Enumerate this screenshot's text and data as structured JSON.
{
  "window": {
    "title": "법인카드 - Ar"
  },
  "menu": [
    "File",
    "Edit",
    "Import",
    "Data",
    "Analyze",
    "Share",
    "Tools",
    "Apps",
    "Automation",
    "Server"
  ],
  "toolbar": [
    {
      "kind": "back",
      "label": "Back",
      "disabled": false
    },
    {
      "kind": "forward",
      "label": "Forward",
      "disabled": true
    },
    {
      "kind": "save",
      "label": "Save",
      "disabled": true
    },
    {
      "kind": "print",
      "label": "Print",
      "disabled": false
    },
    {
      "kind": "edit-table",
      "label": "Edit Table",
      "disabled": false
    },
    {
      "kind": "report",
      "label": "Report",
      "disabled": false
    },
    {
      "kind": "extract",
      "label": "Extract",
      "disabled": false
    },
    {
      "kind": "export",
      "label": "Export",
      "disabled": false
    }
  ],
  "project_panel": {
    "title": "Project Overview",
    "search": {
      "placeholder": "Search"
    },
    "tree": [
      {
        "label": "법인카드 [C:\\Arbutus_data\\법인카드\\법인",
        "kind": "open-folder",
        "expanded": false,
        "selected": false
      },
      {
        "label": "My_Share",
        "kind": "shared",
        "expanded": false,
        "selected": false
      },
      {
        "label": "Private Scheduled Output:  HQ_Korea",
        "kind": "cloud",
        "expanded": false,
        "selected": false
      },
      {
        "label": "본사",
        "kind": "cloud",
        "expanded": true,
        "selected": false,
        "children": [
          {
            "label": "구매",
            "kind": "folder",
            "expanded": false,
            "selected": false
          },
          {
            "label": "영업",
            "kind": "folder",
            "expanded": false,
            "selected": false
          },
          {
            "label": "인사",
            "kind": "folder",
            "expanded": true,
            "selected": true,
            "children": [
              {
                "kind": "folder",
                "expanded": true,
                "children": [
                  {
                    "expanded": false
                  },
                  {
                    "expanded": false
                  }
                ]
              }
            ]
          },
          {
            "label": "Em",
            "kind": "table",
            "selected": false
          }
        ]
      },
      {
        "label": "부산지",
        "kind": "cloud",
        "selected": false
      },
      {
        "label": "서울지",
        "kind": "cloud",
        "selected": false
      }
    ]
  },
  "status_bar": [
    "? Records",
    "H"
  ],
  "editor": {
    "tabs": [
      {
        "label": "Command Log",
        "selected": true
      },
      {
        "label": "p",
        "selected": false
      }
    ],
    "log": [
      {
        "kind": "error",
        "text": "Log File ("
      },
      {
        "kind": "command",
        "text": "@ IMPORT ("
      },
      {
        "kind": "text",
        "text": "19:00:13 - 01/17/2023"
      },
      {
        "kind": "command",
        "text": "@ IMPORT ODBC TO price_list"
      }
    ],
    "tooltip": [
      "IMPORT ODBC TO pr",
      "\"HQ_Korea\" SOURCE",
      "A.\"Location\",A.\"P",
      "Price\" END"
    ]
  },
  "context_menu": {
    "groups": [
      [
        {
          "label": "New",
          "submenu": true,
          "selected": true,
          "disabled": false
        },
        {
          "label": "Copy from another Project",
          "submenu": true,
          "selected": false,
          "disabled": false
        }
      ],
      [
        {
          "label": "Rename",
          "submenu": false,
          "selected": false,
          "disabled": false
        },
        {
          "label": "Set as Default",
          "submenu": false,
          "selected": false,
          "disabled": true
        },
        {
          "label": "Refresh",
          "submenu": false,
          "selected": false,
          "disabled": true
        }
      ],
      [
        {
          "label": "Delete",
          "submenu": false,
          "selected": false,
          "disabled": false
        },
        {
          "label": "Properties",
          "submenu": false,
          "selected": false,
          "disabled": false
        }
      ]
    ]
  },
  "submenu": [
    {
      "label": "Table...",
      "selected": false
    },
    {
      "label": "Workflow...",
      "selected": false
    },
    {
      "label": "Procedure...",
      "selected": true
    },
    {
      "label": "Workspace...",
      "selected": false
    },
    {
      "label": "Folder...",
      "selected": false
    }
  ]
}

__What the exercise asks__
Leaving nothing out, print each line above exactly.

__Answer to this problem__
Enumerate this screenshot's text and data as structured JSON.
{
  "window": {
    "title": "법인카드 - Ar"
  },
  "menu": [
    "File",
    "Edit",
    "Import",
    "Data",
    "Analyze",
    "Share",
    "Tools",
    "Apps",
    "Automation",
    "Server"
  ],
  "toolbar": [
    {
      "kind": "back",
      "label": "Back",
      "disabled": false
    },
    {
      "kind": "forward",
      "label": "Forward",
      "disabled": true
    },
    {
      "kind": "save",
      "label": "Save",
      "disabled": true
    },
    {
      "kind": "print",
      "label": "Print",
      "disabled": false
    },
    {
      "kind": "edit-table",
      "label": "Edit Table",
      "disabled": false
    },
    {
      "kind": "report",
      "label": "Report",
      "disabled": false
    },
    {
      "kind": "extract",
      "label": "Extract",
      "disabled": false
    },
    {
      "kind": "export",
      "label": "Export",
      "disabled": false
    }
  ],
  "project_panel": {
    "title": "Project Overview",
    "search": {
      "placeholder": "Search"
    },
    "tree": [
      {
        "label": "법인카드 [C:\\Arbutus_data\\법인카드\\법인",
        "kind": "open-folder",
        "expanded": false,
        "selected": false
      },
      {
        "label": "My_Share",
        "kind": "shared",
        "expanded": false,
        "selected": false
      },
      {
        "label": "Private Scheduled Output:  HQ_Korea",
        "kind": "cloud",
        "expanded": false,
        "selected": false
      },
      {
        "label": "본사",
        "kind": "cloud",
        "expanded": true,
        "selected": false,
        "children": [
          {
            "label": "구매",
            "kind": "folder",
            "expanded": false,
            "selected": false
          },
          {
            "label": "영업",
            "kind": "folder",
            "expanded": false,
            "selected": false
          },
          {
            "label": "인사",
            "kind": "folder",
            "expanded": true,
            "selected": true,
            "children": [
              {
                "kind": "folder",
                "expanded": true,
                "children": [
                  {
                    "expanded": false
                  },
                  {
                    "expanded": false
                  }
                ]
              }
            ]
          },
          {
            "label": "Em",
            "kind": "table",
            "selected": false
          }
        ]
      },
      {
        "label": "부산지",
        "kind": "cloud",
        "selected": false
      },
      {
        "label": "서울지",
        "kind": "cloud",
        "selected": false
      }
    ]
  },
  "status_bar": [
    "? Records",
    "H"
  ],
  "editor": {
    "tabs": [
      {
        "label": "Command Log",
        "selected": true
      },
      {
        "label": "p",
        "selected": false
      }
    ],
    "log": [
      {
        "kind": "error",
        "text": "Log File ("
      },
      {
        "kind": "command",
        "text": "@ IMPORT ("
      },
      {
        "kind": "text",
        "text": "19:00:13 - 01/17/2023"
      },
      {
        "kind": "command",
        "text": "@ IMPORT ODBC TO price_list"
      }
    ],
    "tooltip": [
      "IMPORT ODBC TO pr",
      "\"HQ_Korea\" SOURCE",
      "A.\"Location\",A.\"P",
      "Price\" END"
    ]
  },
  "context_menu": {
    "groups": [
      [
        {
          "label": "New",
          "submenu": true,
          "selected": true,
          "disabled": false
        },
        {
          "label": "Copy from another Project",
          "submenu": true,
          "selected": false,
          "disabled": false
        }
      ],
      [
        {
          "label": "Rename",
          "submenu": false,
          "selected": false,
          "disabled": false
        },
        {
          "label": "Set as Default",
          "submenu": false,
          "selected": false,
          "disabled": true
        },
        {
          "label": "Refresh",
          "submenu": false,
          "selected": false,
          "disabled": true
        }
      ],
      [
        {
          "label": "Delete",
          "submenu": false,
          "selected": false,
          "disabled": false
        },
        {
          "label": "Properties",
          "submenu": false,
          "selected": false,
          "disabled": false
        }
      ]
    ]
  },
  "submenu": [
    {
      "label": "Table...",
      "selected": false
    },
    {
      "label": "Workflow...",
      "selected": false
    },
    {
      "label": "Procedure...",
      "selected": true
    },
    {
      "label": "Workspace...",
      "selected": false
    },
    {
      "label": "Folder...",
      "selected": false
    }
  ]
}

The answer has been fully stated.